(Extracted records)
---*---
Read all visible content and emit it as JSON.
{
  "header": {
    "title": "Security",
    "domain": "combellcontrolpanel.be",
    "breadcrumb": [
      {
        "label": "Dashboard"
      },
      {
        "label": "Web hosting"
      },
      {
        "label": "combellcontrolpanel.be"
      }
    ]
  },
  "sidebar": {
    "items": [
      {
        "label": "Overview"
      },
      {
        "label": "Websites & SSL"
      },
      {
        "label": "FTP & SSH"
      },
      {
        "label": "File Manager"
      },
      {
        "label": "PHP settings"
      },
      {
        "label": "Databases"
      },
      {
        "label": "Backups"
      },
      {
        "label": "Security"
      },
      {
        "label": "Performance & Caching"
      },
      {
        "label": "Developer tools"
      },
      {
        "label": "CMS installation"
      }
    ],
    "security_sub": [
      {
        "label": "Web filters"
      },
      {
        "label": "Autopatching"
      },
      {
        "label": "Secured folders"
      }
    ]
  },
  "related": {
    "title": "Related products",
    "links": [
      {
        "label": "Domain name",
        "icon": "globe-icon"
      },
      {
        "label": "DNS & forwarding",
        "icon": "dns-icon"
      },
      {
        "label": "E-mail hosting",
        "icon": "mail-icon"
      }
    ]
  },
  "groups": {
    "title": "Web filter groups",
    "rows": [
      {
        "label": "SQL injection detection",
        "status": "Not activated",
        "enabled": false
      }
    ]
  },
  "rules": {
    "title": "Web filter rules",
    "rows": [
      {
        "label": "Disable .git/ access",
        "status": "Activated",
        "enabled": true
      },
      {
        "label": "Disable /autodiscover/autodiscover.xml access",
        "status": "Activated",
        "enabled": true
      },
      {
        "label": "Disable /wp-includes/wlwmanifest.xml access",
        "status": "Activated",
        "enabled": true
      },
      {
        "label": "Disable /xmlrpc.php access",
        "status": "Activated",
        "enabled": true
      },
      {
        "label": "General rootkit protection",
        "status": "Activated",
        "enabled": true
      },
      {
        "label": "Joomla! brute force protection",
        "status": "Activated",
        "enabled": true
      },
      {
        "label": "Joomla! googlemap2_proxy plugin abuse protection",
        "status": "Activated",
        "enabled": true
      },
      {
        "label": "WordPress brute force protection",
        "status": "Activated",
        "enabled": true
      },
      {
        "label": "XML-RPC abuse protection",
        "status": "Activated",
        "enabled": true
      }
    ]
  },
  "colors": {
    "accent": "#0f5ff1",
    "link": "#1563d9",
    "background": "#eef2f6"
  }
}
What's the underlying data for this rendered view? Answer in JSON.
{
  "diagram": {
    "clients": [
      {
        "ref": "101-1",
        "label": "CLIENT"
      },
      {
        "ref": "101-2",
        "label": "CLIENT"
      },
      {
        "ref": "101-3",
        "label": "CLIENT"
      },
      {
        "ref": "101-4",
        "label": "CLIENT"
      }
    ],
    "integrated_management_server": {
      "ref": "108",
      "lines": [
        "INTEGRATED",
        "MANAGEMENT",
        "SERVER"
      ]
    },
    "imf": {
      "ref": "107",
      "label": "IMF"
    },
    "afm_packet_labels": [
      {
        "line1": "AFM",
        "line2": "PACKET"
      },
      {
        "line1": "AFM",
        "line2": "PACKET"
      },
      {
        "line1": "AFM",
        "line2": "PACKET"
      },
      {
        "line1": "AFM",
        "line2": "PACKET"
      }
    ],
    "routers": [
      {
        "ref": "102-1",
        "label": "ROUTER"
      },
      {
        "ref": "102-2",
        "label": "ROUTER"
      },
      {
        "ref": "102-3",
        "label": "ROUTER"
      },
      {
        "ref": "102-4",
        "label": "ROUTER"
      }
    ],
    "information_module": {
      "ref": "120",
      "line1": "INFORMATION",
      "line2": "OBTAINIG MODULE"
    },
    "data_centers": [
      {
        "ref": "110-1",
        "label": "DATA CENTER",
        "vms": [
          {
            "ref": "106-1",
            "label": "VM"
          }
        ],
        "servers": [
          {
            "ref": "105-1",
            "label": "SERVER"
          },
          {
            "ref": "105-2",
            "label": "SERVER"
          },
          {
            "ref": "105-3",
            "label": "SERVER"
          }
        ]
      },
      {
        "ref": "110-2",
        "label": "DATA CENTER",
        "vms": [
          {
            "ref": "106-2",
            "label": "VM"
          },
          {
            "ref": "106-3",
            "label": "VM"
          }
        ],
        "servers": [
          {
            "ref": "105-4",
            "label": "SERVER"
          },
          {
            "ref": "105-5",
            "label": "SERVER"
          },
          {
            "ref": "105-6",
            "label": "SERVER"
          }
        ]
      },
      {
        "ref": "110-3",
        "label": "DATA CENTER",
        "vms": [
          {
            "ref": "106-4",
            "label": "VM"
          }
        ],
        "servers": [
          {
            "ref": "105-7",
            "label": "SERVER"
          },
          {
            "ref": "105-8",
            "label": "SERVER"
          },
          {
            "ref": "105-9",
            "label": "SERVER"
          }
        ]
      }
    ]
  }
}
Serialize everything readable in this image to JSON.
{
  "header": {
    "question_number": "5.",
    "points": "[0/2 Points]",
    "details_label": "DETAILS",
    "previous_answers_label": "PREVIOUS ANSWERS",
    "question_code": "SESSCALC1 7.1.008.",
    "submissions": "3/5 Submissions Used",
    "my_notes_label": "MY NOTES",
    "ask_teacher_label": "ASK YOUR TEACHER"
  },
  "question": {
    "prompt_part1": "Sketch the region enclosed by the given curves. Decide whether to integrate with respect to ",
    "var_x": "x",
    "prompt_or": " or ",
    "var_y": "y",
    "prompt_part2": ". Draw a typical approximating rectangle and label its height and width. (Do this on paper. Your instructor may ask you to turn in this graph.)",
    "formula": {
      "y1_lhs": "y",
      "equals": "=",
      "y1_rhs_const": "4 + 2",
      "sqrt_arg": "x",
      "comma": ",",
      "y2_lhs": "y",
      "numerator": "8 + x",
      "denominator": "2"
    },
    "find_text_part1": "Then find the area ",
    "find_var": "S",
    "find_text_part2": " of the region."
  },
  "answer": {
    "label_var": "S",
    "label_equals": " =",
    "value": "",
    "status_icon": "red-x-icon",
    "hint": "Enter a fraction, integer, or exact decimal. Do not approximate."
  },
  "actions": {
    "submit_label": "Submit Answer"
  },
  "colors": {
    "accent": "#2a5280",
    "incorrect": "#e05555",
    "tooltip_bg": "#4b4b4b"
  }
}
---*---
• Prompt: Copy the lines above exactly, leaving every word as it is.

• Reply to the task:
Read all visible content and emit it as JSON.
{
  "header": {
    "title": "Security",
    "domain": "combellcontrolpanel.be",
    "breadcrumb": [
      {
        "label": "Dashboard"
      },
      {
        "label": "Web hosting"
      },
      {
        "label": "combellcontrolpanel.be"
      }
    ]
  },
  "sidebar": {
    "items": [
      {
        "label": "Overview"
      },
      {
        "label": "Websites & SSL"
      },
      {
        "label": "FTP & SSH"
      },
      {
        "label": "File Manager"
      },
      {
        "label": "PHP settings"
      },
      {
        "label": "Databases"
      },
      {
        "label": "Backups"
      },
      {
        "label": "Security"
      },
      {
        "label": "Performance & Caching"
      },
      {
        "label": "Developer tools"
      },
      {
        "label": "CMS installation"
      }
    ],
    "security_sub": [
      {
        "label": "Web filters"
      },
      {
        "label": "Autopatching"
      },
      {
        "label": "Secured folders"
      }
    ]
  },
  "related": {
    "title": "Related products",
    "links": [
      {
        "label": "Domain name",
        "icon": "globe-icon"
      },
      {
        "label": "DNS & forwarding",
        "icon": "dns-icon"
      },
      {
        "label": "E-mail hosting",
        "icon": "mail-icon"
      }
    ]
  },
  "groups": {
    "title": "Web filter groups",
    "rows": [
      {
        "label": "SQL injection detection",
        "status": "Not activated",
        "enabled": false
      }
    ]
  },
  "rules": {
    "title": "Web filter rules",
    "rows": [
      {
        "label": "Disable .git/ access",
        "status": "Activated",
        "enabled": true
      },
      {
        "label": "Disable /autodiscover/autodiscover.xml access",
        "status": "Activated",
        "enabled": true
      },
      {
        "label": "Disable /wp-includes/wlwmanifest.xml access",
        "status": "Activated",
        "enabled": true
      },
      {
        "label": "Disable /xmlrpc.php access",
        "status": "Activated",
        "enabled": true
      },
      {
        "label": "General rootkit protection",
        "status": "Activated",
        "enabled": true
      },
      {
        "label": "Joomla! brute force protection",
        "status": "Activated",
        "enabled": true
      },
      {
        "label": "Joomla! googlemap2_proxy plugin abuse protection",
        "status": "Activated",
        "enabled": true
      },
      {
        "label": "WordPress brute force protection",
        "status": "Activated",
        "enabled": true
      },
      {
        "label": "XML-RPC abuse protection",
        "status": "Activated",
        "enabled": true
      }
    ]
  },
  "colors": {
    "accent": "#0f5ff1",
    "link": "#1563d9",
    "background": "#eef2f6"
  }
}
What's the underlying data for this rendered view? Answer in JSON.
{
  "diagram": {
    "clients": [
      {
        "ref": "101-1",
        "label": "CLIENT"
      },
      {
        "ref": "101-2",
        "label": "CLIENT"
      },
      {
        "ref": "101-3",
        "label": "CLIENT"
      },
      {
        "ref": "101-4",
        "label": "CLIENT"
      }
    ],
    "integrated_management_server": {
      "ref": "108",
      "lines": [
        "INTEGRATED",
        "MANAGEMENT",
        "SERVER"
      ]
    },
    "imf": {
      "ref": "107",
      "label": "IMF"
    },
    "afm_packet_labels": [
      {
        "line1": "AFM",
        "line2": "PACKET"
      },
      {
        "line1": "AFM",
        "line2": "PACKET"
      },
      {
        "line1": "AFM",
        "line2": "PACKET"
      },
      {
        "line1": "AFM",
        "line2": "PACKET"
      }
    ],
    "routers": [
      {
        "ref": "102-1",
        "label": "ROUTER"
      },
      {
        "ref": "102-2",
        "label": "ROUTER"
      },
      {
        "ref": "102-3",
        "label": "ROUTER"
      },
      {
        "ref": "102-4",
        "label": "ROUTER"
      }
    ],
    "information_module": {
      "ref": "120",
      "line1": "INFORMATION",
      "line2": "OBTAINIG MODULE"
    },
    "data_centers": [
      {
        "ref": "110-1",
        "label": "DATA CENTER",
        "vms": [
          {
            "ref": "106-1",
            "label": "VM"
          }
        ],
        "servers": [
          {
            "ref": "105-1",
            "label": "SERVER"
          },
          {
            "ref": "105-2",
            "label": "SERVER"
          },
          {
            "ref": "105-3",
            "label": "SERVER"
          }
        ]
      },
      {
        "ref": "110-2",
        "label": "DATA CENTER",
        "vms": [
          {
            "ref": "106-2",
            "label": "VM"
          },
          {
            "ref": "106-3",
            "label": "VM"
          }
        ],
        "servers": [
          {
            "ref": "105-4",
            "label": "SERVER"
          },
          {
            "ref": "105-5",
            "label": "SERVER"
          },
          {
            "ref": "105-6",
            "label": "SERVER"
          }
        ]
      },
      {
        "ref": "110-3",
        "label": "DATA CENTER",
        "vms": [
          {
            "ref": "106-4",
            "label": "VM"
          }
        ],
        "servers": [
          {
            "ref": "105-7",
            "label": "SERVER"
          },
          {
            "ref": "105-8",
            "label": "SERVER"
          },
          {
            "ref": "105-9",
            "label": "SERVER"
          }
        ]
      }
    ]
  }
}
Serialize everything readable in this image to JSON.
{
  "header": {
    "question_number": "5.",
    "points": "[0/2 Points]",
    "details_label": "DETAILS",
    "previous_answers_label": "PREVIOUS ANSWERS",
    "question_code": "SESSCALC1 7.1.008.",
    "submissions": "3/5 Submissions Used",
    "my_notes_label": "MY NOTES",
    "ask_teacher_label": "ASK YOUR TEACHER"
  },
  "question": {
    "prompt_part1": "Sketch the region enclosed by the given curves. Decide whether to integrate with respect to ",
    "var_x": "x",
    "prompt_or": " or ",
    "var_y": "y",
    "prompt_part2": ". Draw a typical approximating rectangle and label its height and width. (Do this on paper. Your instructor may ask you to turn in this graph.)",
    "formula": {
      "y1_lhs": "y",
      "equals": "=",
      "y1_rhs_const": "4 + 2",
      "sqrt_arg": "x",
      "comma": ",",
      "y2_lhs": "y",
      "numerator": "8 + x",
      "denominator": "2"
    },
    "find_text_part1": "Then find the area ",
    "find_var": "S",
    "find_text_part2": " of the region."
  },
  "answer": {
    "label_var": "S",
    "label_equals": " =",
    "value": "",
    "status_icon": "red-x-icon",
    "hint": "Enter a fraction, integer, or exact decimal. Do not approximate."
  },
  "actions": {
    "submit_label": "Submit Answer"
  },
  "colors": {
    "accent": "#2a5280",
    "incorrect": "#e05555",
    "tooltip_bg": "#4b4b4b"
  }
}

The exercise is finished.